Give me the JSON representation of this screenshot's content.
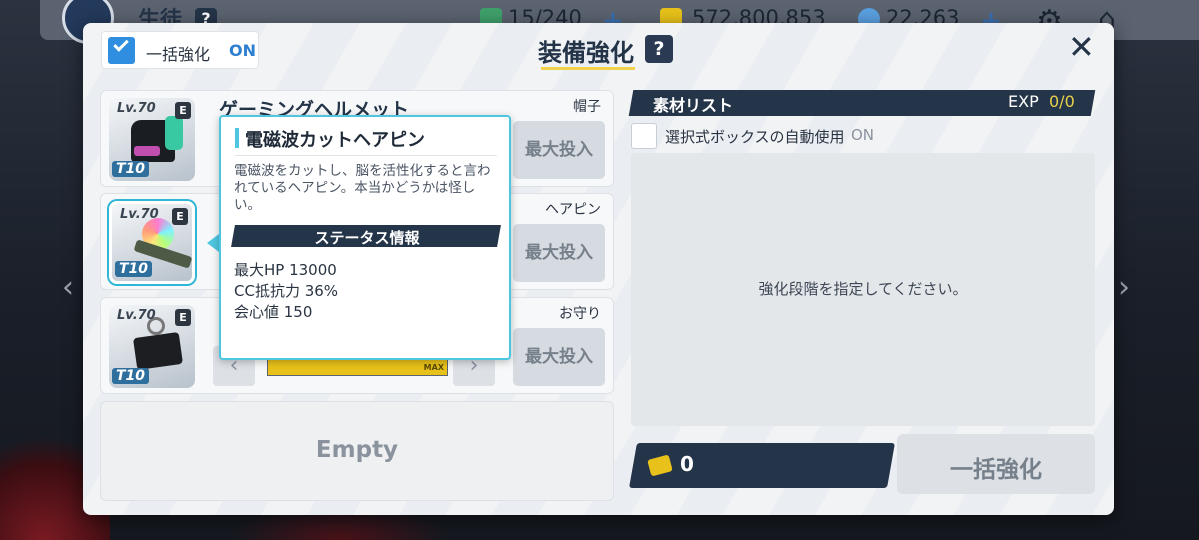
{
  "header": {
    "title": "生徒",
    "help": "?",
    "stamina": "15/240",
    "credits": "572,800,853",
    "gems": "22,263",
    "plus": "+"
  },
  "modal": {
    "title": "装備強化",
    "help": "?",
    "close": "✕",
    "bulk_label": "一括強化",
    "bulk_state": "ON"
  },
  "equipment": [
    {
      "level": "Lv.70",
      "rarity": "E",
      "tier": "T10",
      "name": "ゲーミングヘルメット",
      "type": "帽子",
      "max_label": "最大投入"
    },
    {
      "level": "Lv.70",
      "rarity": "E",
      "tier": "T10",
      "name": "電磁波カットヘアピン",
      "type": "ヘアピン",
      "max_label": "最大投入"
    },
    {
      "level": "Lv.70",
      "rarity": "E",
      "tier": "T10",
      "name": "",
      "type": "お守り",
      "max_label": "最大投入",
      "exp_label": "MAX"
    }
  ],
  "empty_slot": "Empty",
  "tooltip": {
    "title": "電磁波カットヘアピン",
    "description": "電磁波をカットし、脳を活性化すると言われているヘアピン。本当かどうかは怪しい。",
    "stats_header": "ステータス情報",
    "stats": [
      "最大HP 13000",
      "CC抵抗力 36%",
      "会心値 150"
    ]
  },
  "materials": {
    "title": "素材リスト",
    "exp_label": "EXP",
    "exp_value": "0/0",
    "auto_label": "選択式ボックスの自動使用",
    "auto_state": "ON",
    "message": "強化段階を指定してください。",
    "cost": "0",
    "enhance_label": "一括強化"
  },
  "colors": {
    "accent": "#4ec6e0",
    "navy": "#253549",
    "gold": "#e8c21a",
    "blue": "#2f8ee0"
  }
}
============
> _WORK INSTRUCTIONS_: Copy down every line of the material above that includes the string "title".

> _WRITTEN RESPONSE_:
    "title": "生徒",
    "title": "装備強化",
    "title": "電磁波カットヘアピン",
    "title": "素材リスト",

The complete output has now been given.